In the 1980s the Whistler Question began posing a question to three to six people and publishing their responses under “Whistler’s Answers” (not to be confused with the Whistler Answer). Each week, we’ll be sharing one question and the answers given back in 1984. Please note, all names/answers/occupations/neighbourhoods represent information given to the Question at the time of publishing and do not necessarily reflect the person today.
Some context for this week’s question: In late March, 1984, 400 production workers at Pacific Press Ltd., which published both The Province and the Vancouver Sun, went on strike, both over wage increases and in response to larger struggles between unions and the provincial government. While this strike meant that Vancouver’s large papers were not available, the Globe and Mail out of Toronto expanded their BC coverage and rapidly increased their circulation in the province.
Question: Have you been affected by the loss of the Vancouver dailies because of the Pacific Press strike?
Sue Clark – Unemployed – Whistler Cay
No. I normally pick up the Sun but now that it’s not going any more I find the Globe and Mail’s B.C. section keeps me informed on what’s going on in B.C. and the country. And there’s always the six o’clock news.
Paul Martin – Hotel Employee – Whistler
No. I’m from Toronto, so I seem to pick up the Globe and Mail more often. The only thing is when you’re going into Vancouver to catch a flick you don’t know what’s going on – probably the biggest loss is the movie listings.
Clayton Ross – Unemployed Waiter – Whistler
Not at all. I’m a Canadian before I’m a B.C. person, so the news isn’t important. I see a lot of people here reading the Globe and Mail, but I think a lot of others would rather see the Vancouver papers. The strike could give the two papers better direction when it’s over.
The events at Dusty’s are legendary; staff parties with the band playing from the roof, the celebration after Rob Boyd’s World Cup win in 1989, end of season parties, dressing up for theme nights, and scavenger hunts. Even amongst these events the opening and closing parties at Dusty’s stand out.
Dusty’s opened in 1983, after Whistler Mountain took over food and beverage on the mountain and redeveloped and rebranded L’Après. The massive opening celebration aimed to show off the new facility to the community, with a guest list stacked with ‘local dignitaries’ including Whistler Mountain and Blackcomb Mountain management, the RMOW, and local clergy.
Throughout the night the celebration ended up showing off a lot more than just the facility. As one version of this now-infamous event goes, right as the Reverend was blessing the new venue, Lady Godiva jumped ‘bareback’ onto the stuffed Dusty’s horse, shirt waving in the air like a lasso. With that, a legend was born and the new Whistler was open for business.
Dusty’s went on to become a popular spot for live music and a testing ground for up and coming entertainment, including the Poppy Family, and Doug and the Slugs. In 2000 it was announced that Creekside was to be redeveloped, including the demolition of Dusty’s. In honour of the incredible music scene, live music played each night in the week leading up to ‘Dusty’s Last Stand’ in April 2000.
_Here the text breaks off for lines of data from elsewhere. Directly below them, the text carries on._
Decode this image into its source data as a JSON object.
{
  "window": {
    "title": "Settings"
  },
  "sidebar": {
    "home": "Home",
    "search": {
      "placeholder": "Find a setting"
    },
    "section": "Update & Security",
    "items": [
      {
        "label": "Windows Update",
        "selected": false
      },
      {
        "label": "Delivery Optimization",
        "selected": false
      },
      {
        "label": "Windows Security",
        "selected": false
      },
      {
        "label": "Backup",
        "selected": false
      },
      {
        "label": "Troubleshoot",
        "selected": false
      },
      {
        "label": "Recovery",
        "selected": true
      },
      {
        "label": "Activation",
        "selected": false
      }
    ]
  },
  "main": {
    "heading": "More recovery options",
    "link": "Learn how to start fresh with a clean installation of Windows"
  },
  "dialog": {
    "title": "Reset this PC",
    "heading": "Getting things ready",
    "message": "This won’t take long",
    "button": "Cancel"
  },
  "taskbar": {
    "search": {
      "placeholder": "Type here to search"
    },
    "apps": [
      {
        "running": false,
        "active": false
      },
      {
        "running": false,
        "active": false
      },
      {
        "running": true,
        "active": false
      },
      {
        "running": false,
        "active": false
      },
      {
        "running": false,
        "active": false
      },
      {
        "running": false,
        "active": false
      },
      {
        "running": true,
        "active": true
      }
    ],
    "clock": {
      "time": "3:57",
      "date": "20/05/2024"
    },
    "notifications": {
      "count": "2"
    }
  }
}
The final weekend brought with it a disco party, retro fashion show, a prize for the person with the most Whistler Mountain passes, and of course, more live music. Local favourites who took the Dusty’s stage ‘one last time’ included Guitar Doug, Steve Wright, Dark Star, Pete and Chad and the Whole Damn County, and the Hounds of Buskerville.
Starting early in the afternoon, the crowds built until servers were required to walk a hundred metres up the base of Whistler Mountain to deliver orders. Once the sun set, the eager crowd dispersed or relocated inside. With the saloon packed with over 2000 people it was a sight to be seen, the mosh pit and stage diving like no other. The crowd was so wild that management nearly stopped the last band from taking the stage. Even with the twenty additional security personnel brought in specifically for the event, it was still difficult to manage the crowd intent on sending Dusty’s out in style.
With so much of Whistler’s history made in L’Après and Dusty’s, everyone was encouraged to record their memories before and during the event. Those with particularly fond memories were stealing tables and chairs as souvenirs, and there were some arrests in the afternoon and evening, including a snowboarder carrying on the local tradition of celebrating sans clothing. Rumours had been swirling that people were planning on burning the building down before it could be demolished but thankfully the gas canisters were found outside before anything happened.
Despite these few hiccups, according to David Perry, Vice-President of Sales and Marketing for Whistler Blackcomb, “It was probably the best party this valley has ever seen”. For a party town like Whistler, that is a big call. Within hours of the party ending the area was fenced off for demolition.
The story of Dusty’s does not end there. Only eight months later the modern Dusty’s had it’s ‘grand re-opening’ and playing on the new stage was none other than Guitar Doug’s band, the Hairfarmers.
Now that Dusty’s has reopened for the winter season the Hairfarmers will again be gracing the stage on Tuesday and Saturday each week, continuing the live music tradition.
Do you have any photos of L’Après or Dusty’s? We would love to add to our archives!